    The EU as presently constituted simply does not work for the UK and we can either cave in and allow Brussels to run our lives or say enough is enough.When even a single country finds it impossible to reach a consensus on the EU how on earth can 27 expect to succeed.As for the Euro it will never work and is doomed to failure-Germany has derived benefit because it has allowed countries such as Greece to buy its BMW and Mercedes motor vehicles but even Germany now realises this is no longer sustainable and it will ultimately be relieved to return to the Deutschmark.
    The status quo is for the fairies and the fat cats who hang out in Brussels stealing our hard earned cash.

  • David Lindsay

    Yet more CCHQ press release drivel. Clegg is expressing the real view of both Coalition parties. There are more Lib Dem MPs than the total number of Conservative rebels last night. Read that last sentence over again.

  • Barbara Stevens

    NIck Clegg as always been a lover of Europe, he was brought up there. His problem is he thinks we shoukd accept whatever they want, say or do. We are in a European club, one that is coming far to expensive to furnish and supporting unelected boffins. They spend money like smarites and have no compuction to cease their spending and make cuts. You cannot keep asking for more while doing that. Clegg’s assumption is we all like this Union, we don’t and half the nation haven’t had the chance to vote on it for over 50 years or more. The majority now don’t like its dictitorial attitude, its silly laws that come by the barrowful, and its attitude to each countries governments. We elect governments to lead us, but we don’t need or want another layer of government at all, I don’t like the EU, never have and voted NO the first time, and with hindsight I now see I was right. This nation will never totally surrender it’s freedom, and Cameron should now know what he has to do. If he fails he is doomed.
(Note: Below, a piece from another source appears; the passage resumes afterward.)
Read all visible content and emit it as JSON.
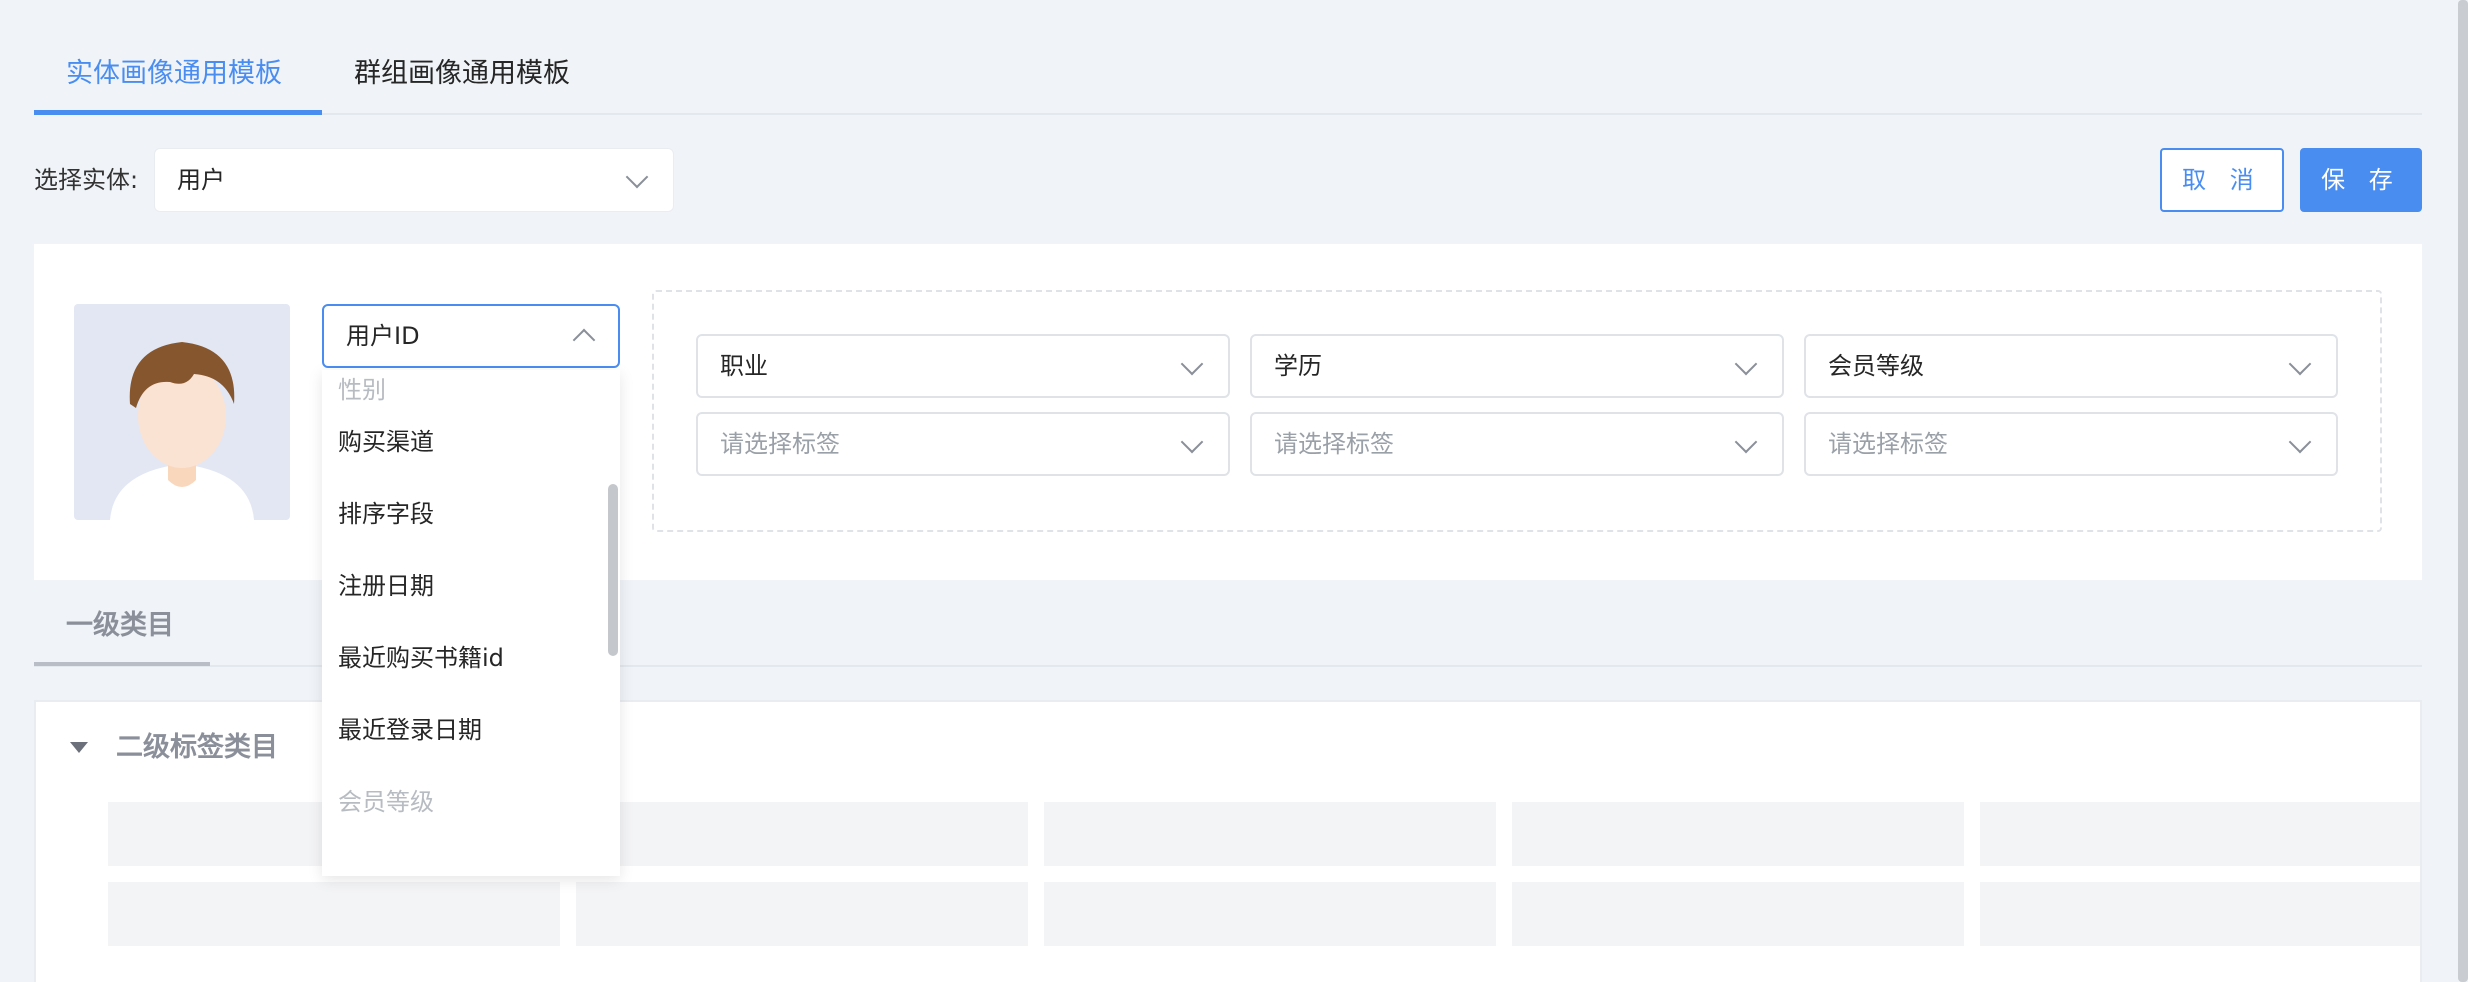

We want out and the sooner MPs accept this the better, but its taking an awful long time for then to realise it. Many may lose their seats at the next election, Clegg being the most promising one, if Sheffield has any sense.

    • Dimoto

      Well done.
      With your “lover of Europe” clap-trap, you help Clegg make his false argument.

      • Barbara Stevens

        No I expose him and his party for what they are, and not in tune with the majority of this country. Its true Clegg loves Europe, he was brought up there, and believes we should all love it the same, we don’t. Its him that cannot see the unrest Europe is creating in this country. We simply, need to decide for ourselves.

  • Rhoda Klapp

    Does Open Europe know how we would negotiate a repatriation of powers? No, I thought not, not without a stretch of the imagination which would defeat the provisions of Hook’s Law.

    • Hatim at-Ta’iy

      Yes,quite right Rhoda…and note how the amorphous renegotiation meme is parrotted by some other ‘new’ commenters.

      “Nick Clegg should back renegotiation as the best option for those who wish to put the UK’s membership on a stable democratic footing.”
      Nonsense. Renegotiation would amount to nothing Please provide ONE example of negotiation undertaken by a member state with EU institutions that has resulted in the successful repatriatriation of EU acquis.